While there are a large number of health and fitness wearables on the market, only a few of these are designed specifically for women. The industry is however realising the importance of combining functionality with style.
The Leaf is advertised as a sleep, activity and reproductive health monitor that helps you cope with stress through built-in breathing exercises. The device looks more like a stylish piece of jewelry than a standard tracker. You can wear it as a necklace, bracelet or a clip with Leaf accessories or items you already own – or clip it to any clothing item as a stylish accent.

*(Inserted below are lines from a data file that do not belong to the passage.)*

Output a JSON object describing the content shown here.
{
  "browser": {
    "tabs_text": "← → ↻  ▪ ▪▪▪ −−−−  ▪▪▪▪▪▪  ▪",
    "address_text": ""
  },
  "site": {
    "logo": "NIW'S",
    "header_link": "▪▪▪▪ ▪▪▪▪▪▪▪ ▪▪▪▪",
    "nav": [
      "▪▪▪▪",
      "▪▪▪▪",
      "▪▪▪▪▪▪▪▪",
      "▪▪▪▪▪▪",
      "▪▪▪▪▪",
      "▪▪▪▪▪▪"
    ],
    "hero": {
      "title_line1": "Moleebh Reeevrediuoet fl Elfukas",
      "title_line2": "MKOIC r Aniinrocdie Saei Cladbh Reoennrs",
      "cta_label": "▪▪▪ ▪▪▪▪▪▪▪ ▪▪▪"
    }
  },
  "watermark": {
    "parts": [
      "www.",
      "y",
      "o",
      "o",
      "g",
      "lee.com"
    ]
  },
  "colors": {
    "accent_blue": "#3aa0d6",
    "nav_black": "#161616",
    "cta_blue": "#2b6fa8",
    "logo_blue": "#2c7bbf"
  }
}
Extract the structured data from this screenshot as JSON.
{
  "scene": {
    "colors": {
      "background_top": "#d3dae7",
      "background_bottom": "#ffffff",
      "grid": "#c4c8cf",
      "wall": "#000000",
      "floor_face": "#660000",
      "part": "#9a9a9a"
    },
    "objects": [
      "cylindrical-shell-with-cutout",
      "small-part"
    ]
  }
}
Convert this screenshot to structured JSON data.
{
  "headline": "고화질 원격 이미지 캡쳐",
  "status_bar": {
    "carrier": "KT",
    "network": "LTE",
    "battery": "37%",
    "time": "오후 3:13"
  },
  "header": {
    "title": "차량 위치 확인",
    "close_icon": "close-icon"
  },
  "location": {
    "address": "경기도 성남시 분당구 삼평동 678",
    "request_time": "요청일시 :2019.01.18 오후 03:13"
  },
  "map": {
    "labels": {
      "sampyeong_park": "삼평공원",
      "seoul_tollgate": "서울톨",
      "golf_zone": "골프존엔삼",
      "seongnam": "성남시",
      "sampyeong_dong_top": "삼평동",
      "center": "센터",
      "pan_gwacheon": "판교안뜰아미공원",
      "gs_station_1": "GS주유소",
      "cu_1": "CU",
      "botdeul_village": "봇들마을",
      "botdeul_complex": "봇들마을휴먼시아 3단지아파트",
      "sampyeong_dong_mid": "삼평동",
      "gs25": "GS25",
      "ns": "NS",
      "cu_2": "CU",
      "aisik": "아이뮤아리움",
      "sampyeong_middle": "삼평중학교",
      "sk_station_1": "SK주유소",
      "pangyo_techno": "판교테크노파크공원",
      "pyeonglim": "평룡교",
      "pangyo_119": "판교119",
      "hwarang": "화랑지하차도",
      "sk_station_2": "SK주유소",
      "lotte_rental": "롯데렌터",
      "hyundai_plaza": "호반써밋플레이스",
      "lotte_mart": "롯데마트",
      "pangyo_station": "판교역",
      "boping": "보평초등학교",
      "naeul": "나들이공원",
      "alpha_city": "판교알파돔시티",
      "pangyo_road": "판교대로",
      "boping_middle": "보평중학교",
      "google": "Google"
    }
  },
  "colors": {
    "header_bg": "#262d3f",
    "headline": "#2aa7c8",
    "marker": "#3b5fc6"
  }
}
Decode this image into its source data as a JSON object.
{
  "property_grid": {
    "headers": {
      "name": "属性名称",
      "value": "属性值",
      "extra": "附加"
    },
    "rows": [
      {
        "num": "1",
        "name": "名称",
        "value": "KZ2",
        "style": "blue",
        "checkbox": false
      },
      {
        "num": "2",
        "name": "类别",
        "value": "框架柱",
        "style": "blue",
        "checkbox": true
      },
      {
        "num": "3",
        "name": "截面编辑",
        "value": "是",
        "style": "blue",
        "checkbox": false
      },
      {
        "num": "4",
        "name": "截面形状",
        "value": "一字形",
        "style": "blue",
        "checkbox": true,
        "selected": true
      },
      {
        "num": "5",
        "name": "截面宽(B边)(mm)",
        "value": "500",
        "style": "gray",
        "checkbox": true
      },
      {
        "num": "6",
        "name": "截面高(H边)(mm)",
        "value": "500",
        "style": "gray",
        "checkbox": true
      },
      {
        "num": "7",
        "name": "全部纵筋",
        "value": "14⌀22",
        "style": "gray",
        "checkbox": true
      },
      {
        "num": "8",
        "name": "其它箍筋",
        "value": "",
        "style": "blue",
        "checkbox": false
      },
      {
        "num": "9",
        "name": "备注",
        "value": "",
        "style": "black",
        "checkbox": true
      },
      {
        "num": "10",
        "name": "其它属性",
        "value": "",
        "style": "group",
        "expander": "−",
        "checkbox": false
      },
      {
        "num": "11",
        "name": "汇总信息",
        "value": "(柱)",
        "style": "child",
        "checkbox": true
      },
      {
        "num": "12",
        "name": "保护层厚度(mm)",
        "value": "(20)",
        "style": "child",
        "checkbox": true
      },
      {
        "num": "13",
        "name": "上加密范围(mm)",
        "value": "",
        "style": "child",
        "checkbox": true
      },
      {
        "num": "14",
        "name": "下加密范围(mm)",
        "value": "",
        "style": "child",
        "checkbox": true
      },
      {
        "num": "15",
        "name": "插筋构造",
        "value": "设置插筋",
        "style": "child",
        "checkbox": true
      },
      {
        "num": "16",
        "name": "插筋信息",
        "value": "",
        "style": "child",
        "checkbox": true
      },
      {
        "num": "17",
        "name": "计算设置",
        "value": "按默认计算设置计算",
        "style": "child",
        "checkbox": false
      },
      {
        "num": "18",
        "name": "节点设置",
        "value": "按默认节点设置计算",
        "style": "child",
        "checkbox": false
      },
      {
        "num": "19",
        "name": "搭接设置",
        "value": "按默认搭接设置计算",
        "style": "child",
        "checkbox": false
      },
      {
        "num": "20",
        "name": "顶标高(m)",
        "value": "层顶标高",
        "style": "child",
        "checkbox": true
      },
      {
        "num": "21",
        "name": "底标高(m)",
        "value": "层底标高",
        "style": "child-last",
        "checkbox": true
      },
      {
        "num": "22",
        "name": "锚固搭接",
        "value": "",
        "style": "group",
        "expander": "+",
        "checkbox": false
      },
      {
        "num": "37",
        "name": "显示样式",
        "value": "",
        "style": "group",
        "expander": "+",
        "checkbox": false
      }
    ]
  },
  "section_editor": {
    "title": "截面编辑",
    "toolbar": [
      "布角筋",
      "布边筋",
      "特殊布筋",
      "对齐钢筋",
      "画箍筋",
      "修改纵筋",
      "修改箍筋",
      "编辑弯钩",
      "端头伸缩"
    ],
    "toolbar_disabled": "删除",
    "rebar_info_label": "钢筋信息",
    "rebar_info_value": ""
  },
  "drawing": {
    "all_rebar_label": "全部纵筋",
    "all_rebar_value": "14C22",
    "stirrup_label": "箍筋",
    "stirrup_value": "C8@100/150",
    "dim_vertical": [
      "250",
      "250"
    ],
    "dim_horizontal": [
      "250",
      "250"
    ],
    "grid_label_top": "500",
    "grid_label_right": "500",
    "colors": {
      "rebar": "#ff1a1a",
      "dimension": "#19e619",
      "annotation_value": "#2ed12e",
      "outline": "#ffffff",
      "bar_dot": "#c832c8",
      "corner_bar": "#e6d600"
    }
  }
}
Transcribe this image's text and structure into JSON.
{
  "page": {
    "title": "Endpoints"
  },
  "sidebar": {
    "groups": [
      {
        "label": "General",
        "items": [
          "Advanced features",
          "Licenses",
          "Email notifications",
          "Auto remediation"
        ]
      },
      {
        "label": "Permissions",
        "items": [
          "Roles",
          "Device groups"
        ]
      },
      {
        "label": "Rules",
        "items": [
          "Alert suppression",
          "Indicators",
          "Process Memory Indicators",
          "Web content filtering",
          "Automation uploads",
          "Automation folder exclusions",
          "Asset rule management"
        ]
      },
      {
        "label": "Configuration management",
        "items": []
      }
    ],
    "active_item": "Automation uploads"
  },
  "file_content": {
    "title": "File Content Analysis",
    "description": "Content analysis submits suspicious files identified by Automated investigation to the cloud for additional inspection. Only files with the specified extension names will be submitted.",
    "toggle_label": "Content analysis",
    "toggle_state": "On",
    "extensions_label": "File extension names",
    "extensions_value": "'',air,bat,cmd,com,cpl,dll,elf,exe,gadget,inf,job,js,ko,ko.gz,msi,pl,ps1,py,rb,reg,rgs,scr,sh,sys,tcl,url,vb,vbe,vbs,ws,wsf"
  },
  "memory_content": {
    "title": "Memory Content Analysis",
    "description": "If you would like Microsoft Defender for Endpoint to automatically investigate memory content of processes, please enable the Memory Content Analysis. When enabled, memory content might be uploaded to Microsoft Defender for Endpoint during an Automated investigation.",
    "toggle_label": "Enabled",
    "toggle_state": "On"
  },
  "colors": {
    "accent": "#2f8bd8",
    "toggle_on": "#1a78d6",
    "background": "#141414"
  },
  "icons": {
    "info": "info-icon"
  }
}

The device has a refreshing design – quite distinct from the typical activity tracker. Size-wise, the Leaf weighs 0.64 ounces and measures in at 1.89 inches by 1.18 inches and it’s a half an inch thick – so may come across as a bit bulky.
The original, Silver Leaf design is crafted using elegant and recyclable American ashwood in a neutral beige color combined with hypoallergenic stainless steel. The tracker also comes in a Rose Gold version, made out of Black wood and a durable rose gold steel plating. The limited edition Gold Leaf is made of 7000 year old Bog oak combined with gold steel plating. The tracker comes with a chain to wear it as a necklace and a leather strap to attached it to wrists.
This smart piece of jewelry works as a tracking system for your health and provides insights and helpful reminders to keep you on track. Monthly cycles (ovulation, period, and contraception intake) are tracked through the app so that you can have greater awareness of your reproductive health.
The Leaf has sensors that measure every movement including large movements like running, walking, and climbing, as well as small movements like breathing (while you are in a seated or in a stationary position). By tracking your movement, the Leaf measures your overall activity and reminds you when you could use more or less activity. The device can also detect idle time (i.e. if it is left on a table), and for that time it ceases tracking and notifications.
The Leaf does not recognise specific sports or activities on its own, but the app will allow you to manually enter the sports and activities you did during the day. It will then assign a certain calorie value to each activity or sport, letting you know which activity spent a certain amount of calories. The app calculates calories burned by calculating your stride length (based on your height and gender) and your average calorie burned per mile (based on your weight).
For activity tracking, the Leaf should be worn on the wrist, around the neck, or on the collar of a shirt. For breathing exercises, it needs to be worn at the waist or clipped inside your pants. When sleeping, the preferred method is attached to your shirt. This means that in any given day, to get the most out of the product, you need to shift the Leaf around several times.
The device can be set up to vibrate to remind you to either be more active or reduce the intensity of workouts based on your set preferences. You can use it to wake you up in the morning, or it can be set to gently vibrate with other health reminders. The app enables you to set up to three alarms, which can be for one-time or recurring alerts. It should be stressed that the buzzing feature of the Leaf is fairly subtle, so it’s only going to wake the lightest of sleepers.
The Leaf automatically tracks your sleep according to your body movements during a night’s period. By measuring how long you spend in each sleep stage, the device tells you how long and how well you’ve slept. While relying on automatic sleep tracking does not work all of the time, there’s an option to enter exact sleep/wake times in the app. The quality of sleep tracking offered these days is a bit questionable, and the Leaf is no exception. Sleep tracking is useful for measuring how much overall sleep you are getting each night, but the quality of sleep metrics should be taken “with a pinch of salt”.
The Leaf also advertises its stress tracking feature. This is not a 24/7 feature – rather it needs to be initiated manually, through the app. First place the Leaf as a clip on your waistband, slightly on the side, so that it can measure the abdominal movements while breathing. Then you select the desired breathing exercise in the app and try to perform the exercise as precise as you can to enhance the effects of the exercise. These exercises are intended to relieve stress, but in reality, you may find them of limited use.
The Leaf operates on a removable coin cell battery CR 2032 that can easily be replaced when it is exhausted. The battery life is approximately 6 months. The device is a splash-proof product and can handle sweat during workout. However, it is not a water resistant or waterproof product so we suggest you avoid getting it wet.
This is by no means the best fitness tracker out there in terms of data quality – not even close. Syncing is also tricky at times. To sync the Leaf with the app, you need to tap on it, which doesn’t always work. So you may find yourself tapping a few times before a sync is initiated. The app has a pleasing aesthetic design, but it is also very basic and missing many features in comparison to the apps from competing activity trackers. And some features, such as the breathing exercises and sleep tracking are of limited use.
It is, however, reasonably accurate. And it is very nice looking, provides simple activity tracking, has some appealing features – so might be the thing for you. An all-day fitness tracker that’s fashionable and meets women’s needs. Why didn’t they come up with this before? This is a first generation device – and many of the problems with the Leaf can be solved through app and firmware updates, and feature additions – so it has the potential to improve quite a bit.
Have a look at the video.